Appearing on a fly-on-the-wall TV series helped Jenny Smith take her school from requiring improvement to being rated ‘good’ by Ofsted.
Ms Smith is head of Frederick Bremer School in East London, featured in the BBC documentary series, Educating the East End. The series followed Ms Smith and her staff, as they encouraged, cajoled and chided their pupils into better behaviour and higher aspirations.
In particular, the inspectors said that: “The headteacher has been relentless in driving improvement over the last three years.”
Or, as Ms Smith phrases it: “Three and a half years of solidly slogging. Fifteen-hour days, six, seven days a week. Sometimes not feeling that you’re making any headway at all.”
But one of the things that made the struggle for improvement easier was the school’s TV celebrity.
Since the series screened in 2014, every advertised job vacancy at the school – teaching and non-teaching – has drawn hundreds of applicants.
“Particularly in communities like ours, teenagers tend to be quite demonised,” Ms Smith says. “People said how different they found the kids they saw on TV from what they’d expected. The programme brought out how quirky and individual our kids are.”

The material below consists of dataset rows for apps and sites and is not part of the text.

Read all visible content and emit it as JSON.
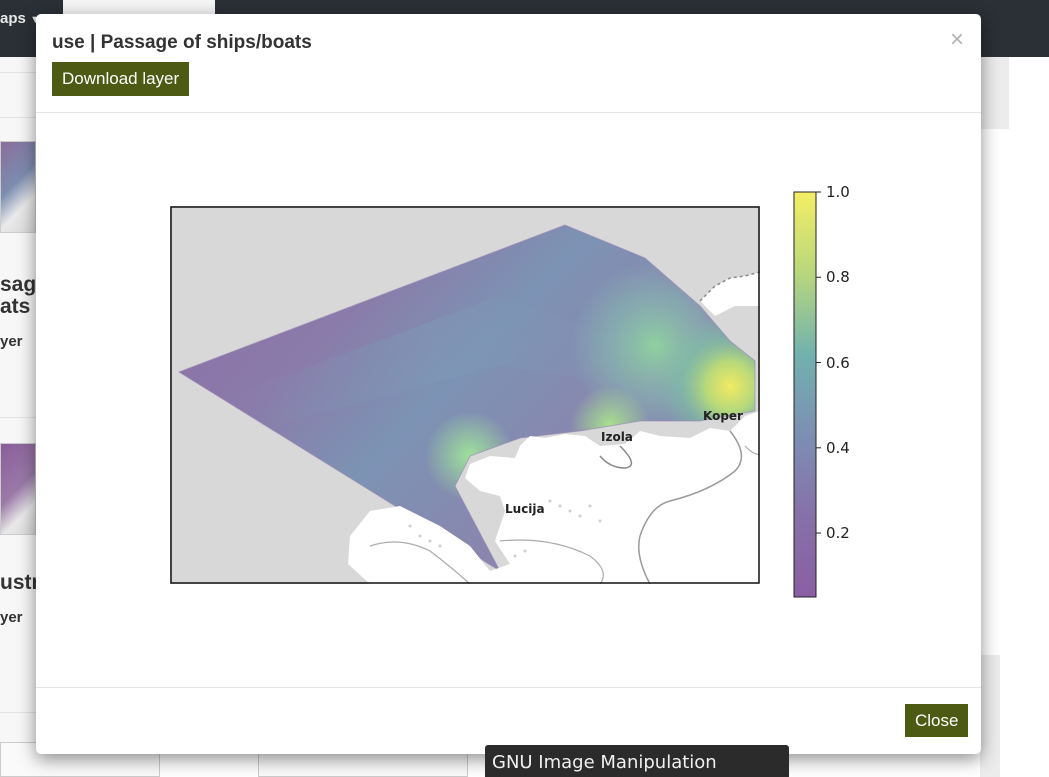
{
  "background": {
    "nav_maps_label": "aps",
    "card1_title_line1": "sage",
    "card1_title_line2": "ats",
    "card1_sub": "yer",
    "card2_title": "ustr",
    "card2_sub": "yer"
  },
  "modal": {
    "title": "use | Passage of ships/boats",
    "download_label": "Download layer",
    "close_x": "×",
    "close_label": "Close"
  },
  "map": {
    "places": {
      "koper": "Koper",
      "izola": "Izola",
      "lucija": "Lucija"
    },
    "colorbar": {
      "ticks": [
        "1.0",
        "0.8",
        "0.6",
        "0.4",
        "0.2"
      ],
      "tick_values": [
        1.0,
        0.8,
        0.6,
        0.4,
        0.2
      ],
      "min": 0.05,
      "max": 1.0,
      "colormap": "viridis"
    },
    "colors": {
      "land": "#d8d8d8",
      "coast_fill": "#ffffff",
      "low": "#8e6aa6",
      "mid": "#7c96b6",
      "high": "#f2ea62"
    }
  },
  "tooltip": {
    "text": "GNU Image Manipulation Program"
  }
}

And, she believes, viewers were charmed by what they saw. “We may not be able to pay the highest salaries,” she says. “But applicants said that they wanted to work in a local school, where it’s not just an exam machine, churning out results. Where you’re really making a difference to kids’ life chances.”
This is an edited version of an article in the 15 January edition of TES. Subscribers can read the full article by clicking here. To download the digital edition, Android users can click here and iOS users can click here. Or pick up the magazine in all good newsagents.